The site is built for such engagement. It is part of an unusual partnership between Pratt and Say Media, an upstart digital media company that grew out of ad network Videoegg. The Say bet is that it can build a new-style media company based on authentic voices like Pratt’s that are built for the type of real-time feedback that’s a hallmark of the Facebook era.
“We’re trying to take a write-read model to an inspire-connect one,” said Troy Young, CEO of Say Media. “Building community around it is a key objective of ours.”

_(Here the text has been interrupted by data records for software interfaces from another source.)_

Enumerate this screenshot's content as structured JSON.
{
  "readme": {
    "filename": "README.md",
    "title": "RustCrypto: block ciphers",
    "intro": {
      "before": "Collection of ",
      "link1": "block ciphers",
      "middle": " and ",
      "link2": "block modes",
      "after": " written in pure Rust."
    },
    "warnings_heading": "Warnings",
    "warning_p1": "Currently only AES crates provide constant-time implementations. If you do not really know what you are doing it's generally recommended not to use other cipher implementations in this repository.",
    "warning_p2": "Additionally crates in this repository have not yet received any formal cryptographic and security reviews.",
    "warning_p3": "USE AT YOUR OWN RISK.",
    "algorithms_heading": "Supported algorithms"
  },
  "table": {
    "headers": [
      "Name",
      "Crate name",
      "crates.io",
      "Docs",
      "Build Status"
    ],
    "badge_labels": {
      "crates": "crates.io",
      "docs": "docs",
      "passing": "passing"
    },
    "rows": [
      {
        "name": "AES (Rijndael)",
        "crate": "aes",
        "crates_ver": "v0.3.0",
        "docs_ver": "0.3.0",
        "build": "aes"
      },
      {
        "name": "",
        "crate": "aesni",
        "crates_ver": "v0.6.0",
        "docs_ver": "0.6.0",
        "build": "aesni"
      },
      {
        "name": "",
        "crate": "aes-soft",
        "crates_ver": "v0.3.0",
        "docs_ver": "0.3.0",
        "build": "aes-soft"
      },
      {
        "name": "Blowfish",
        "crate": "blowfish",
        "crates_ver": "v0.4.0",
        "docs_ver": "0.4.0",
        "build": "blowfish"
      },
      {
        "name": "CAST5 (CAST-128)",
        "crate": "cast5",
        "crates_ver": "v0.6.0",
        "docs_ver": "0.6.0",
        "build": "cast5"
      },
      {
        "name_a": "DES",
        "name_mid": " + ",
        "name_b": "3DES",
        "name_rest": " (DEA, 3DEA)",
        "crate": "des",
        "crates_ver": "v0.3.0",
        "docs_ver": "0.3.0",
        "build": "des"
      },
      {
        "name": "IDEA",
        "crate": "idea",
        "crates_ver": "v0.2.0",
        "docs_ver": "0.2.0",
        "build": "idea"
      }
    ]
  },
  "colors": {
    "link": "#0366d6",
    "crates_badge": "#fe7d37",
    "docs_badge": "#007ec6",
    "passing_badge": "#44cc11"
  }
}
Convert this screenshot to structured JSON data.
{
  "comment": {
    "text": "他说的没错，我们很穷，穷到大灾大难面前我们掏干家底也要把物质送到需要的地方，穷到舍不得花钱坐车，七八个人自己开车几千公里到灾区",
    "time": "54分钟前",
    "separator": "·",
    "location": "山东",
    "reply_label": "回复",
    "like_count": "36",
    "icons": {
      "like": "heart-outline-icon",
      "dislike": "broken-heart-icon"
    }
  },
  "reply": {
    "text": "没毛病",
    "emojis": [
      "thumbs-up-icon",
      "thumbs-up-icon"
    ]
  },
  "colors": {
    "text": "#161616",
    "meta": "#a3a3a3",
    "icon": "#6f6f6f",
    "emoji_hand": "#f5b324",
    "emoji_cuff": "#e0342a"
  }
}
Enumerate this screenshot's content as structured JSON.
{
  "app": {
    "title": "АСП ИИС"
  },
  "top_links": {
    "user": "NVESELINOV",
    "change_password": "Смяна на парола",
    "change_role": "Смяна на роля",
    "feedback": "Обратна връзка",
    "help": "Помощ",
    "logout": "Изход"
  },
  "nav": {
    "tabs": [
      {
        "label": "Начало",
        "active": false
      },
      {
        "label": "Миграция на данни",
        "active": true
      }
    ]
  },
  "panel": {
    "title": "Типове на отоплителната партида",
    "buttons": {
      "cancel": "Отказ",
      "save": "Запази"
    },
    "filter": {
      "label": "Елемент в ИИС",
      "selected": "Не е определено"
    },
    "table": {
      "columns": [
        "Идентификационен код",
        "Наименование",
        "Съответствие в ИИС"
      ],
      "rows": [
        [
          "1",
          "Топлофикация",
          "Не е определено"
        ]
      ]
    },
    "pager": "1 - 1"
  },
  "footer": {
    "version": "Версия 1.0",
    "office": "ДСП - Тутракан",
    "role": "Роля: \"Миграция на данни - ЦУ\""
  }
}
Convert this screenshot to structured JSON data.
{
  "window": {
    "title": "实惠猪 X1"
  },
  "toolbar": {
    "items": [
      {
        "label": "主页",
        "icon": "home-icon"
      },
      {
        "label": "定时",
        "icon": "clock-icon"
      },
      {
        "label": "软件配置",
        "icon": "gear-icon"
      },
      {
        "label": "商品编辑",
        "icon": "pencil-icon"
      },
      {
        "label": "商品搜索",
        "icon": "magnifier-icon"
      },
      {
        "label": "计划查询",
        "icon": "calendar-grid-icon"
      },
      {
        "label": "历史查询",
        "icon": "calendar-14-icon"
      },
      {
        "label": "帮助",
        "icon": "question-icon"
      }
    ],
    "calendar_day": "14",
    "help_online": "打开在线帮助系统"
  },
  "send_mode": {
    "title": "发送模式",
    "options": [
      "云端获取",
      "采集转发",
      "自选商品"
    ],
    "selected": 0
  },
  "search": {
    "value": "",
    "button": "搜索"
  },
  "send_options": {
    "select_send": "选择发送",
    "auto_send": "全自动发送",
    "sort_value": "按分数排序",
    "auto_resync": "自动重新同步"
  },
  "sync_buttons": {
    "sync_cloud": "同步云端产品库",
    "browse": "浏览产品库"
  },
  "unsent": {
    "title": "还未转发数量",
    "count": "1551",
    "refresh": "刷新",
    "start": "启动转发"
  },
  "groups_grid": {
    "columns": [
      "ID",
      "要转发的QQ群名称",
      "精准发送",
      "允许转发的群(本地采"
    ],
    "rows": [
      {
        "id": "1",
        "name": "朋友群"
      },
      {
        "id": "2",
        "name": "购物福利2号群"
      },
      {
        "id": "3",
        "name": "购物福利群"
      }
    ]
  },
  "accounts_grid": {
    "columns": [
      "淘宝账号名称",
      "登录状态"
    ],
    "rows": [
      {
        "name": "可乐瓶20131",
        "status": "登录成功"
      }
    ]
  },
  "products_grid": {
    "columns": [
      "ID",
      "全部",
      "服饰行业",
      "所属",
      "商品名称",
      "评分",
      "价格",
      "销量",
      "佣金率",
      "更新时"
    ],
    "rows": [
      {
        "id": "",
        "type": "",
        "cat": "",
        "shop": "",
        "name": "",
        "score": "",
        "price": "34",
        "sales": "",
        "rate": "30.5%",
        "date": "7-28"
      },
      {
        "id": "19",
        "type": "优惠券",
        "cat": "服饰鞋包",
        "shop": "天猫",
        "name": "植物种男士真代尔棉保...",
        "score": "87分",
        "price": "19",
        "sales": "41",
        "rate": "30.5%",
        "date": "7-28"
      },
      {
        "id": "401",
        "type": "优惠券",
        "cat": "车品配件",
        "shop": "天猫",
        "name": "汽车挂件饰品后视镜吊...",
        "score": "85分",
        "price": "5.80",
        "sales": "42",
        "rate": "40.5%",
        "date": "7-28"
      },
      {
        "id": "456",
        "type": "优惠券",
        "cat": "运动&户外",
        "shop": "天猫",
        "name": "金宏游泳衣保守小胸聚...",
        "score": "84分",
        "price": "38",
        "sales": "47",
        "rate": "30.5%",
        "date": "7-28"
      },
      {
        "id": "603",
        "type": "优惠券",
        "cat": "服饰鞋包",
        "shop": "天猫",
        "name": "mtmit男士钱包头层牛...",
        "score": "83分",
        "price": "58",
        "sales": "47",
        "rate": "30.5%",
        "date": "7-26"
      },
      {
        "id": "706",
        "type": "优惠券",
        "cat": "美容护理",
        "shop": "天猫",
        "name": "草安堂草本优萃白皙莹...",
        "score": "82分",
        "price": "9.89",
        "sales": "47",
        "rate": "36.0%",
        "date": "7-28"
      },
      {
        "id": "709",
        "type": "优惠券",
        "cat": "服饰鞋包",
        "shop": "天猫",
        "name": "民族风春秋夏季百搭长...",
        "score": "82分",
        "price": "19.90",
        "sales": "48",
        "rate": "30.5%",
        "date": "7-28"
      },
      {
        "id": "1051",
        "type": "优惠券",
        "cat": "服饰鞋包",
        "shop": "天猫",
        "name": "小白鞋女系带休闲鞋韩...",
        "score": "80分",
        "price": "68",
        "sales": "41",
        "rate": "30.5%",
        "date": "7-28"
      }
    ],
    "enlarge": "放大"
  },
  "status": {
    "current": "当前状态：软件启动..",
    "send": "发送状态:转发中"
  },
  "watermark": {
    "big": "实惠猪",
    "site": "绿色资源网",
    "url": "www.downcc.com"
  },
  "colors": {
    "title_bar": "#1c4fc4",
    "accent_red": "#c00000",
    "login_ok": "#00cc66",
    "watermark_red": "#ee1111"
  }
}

Pratt’s been there before. At Sassy, she overturned many conventions of women’s publishing with features like “It Happened To Me,” which consisted of real stories from readers. Sassy brought in young women to put together an issue, an early example of the kind of collaboration now celebrated online. With the Web’s real time, flexible nature, Pratt realized she can develop this even further. ”It Happened To Me,” for example, is one of XOJane’s most popular sections. There’s also the “I’ll Try Anything Once” section (it’s exactly as it sounds). Pratt has a staff of five writers, but many stories come from readers themselves, in their own voices.
“I’ve always wanted readers to be just as important voices as ours on the site,” she said. “I’m thrilled with how many readers want to put themselves out there and write about personal things.”
Another not so insignificant difference is pressure to build an audience from scratch. Sassy started with a subscriber base of 250,000; Jane was at around 500,000. Both had the help of direct marketing and newsstands. The passalong those enjoyed is turbocharged on the Web, where social media can amplify the reach of a publication almost overnight. XOJane came out of the gates strong with some buzzworthy stories, like My Rapist Friended Me On Facebook. There are, of course, drawbacks to the rigors of real-time publishing. The site publishes about 13 posts per day.
“It feels as if there’s a feeding-the-beast quality to it as well,” she said. “We want our audience to continually know what’s going on with us. The 24/7 nature of it can be challenging. We’ve only been around six months, but it feels a lot longer!”
Thanks to Say’s roster of brand advertisers, Jane has run campaigns from the likes of L’Oreal, HGTV, Sony, Citibank, Starwood and Carmex. However, according to Taylor Valentine, vp of social media at Horizon Media, this all-too-honest writing style isn’t for every brand. “It’s a challenging place for brands to walk in, but I think there’s something tremendous going on here,” he said. “Brands with provocative propositions, this is a good spot to be in.”
Pratt, who has been down this road before, knows the path won’t always be smooth. But she’s adamant XOJane will stand out in a sea of sameness, a goal that hasn’t changed since her magazine days, really. “The idea was that I want to be completely open with the readers and them be open with me,” she said.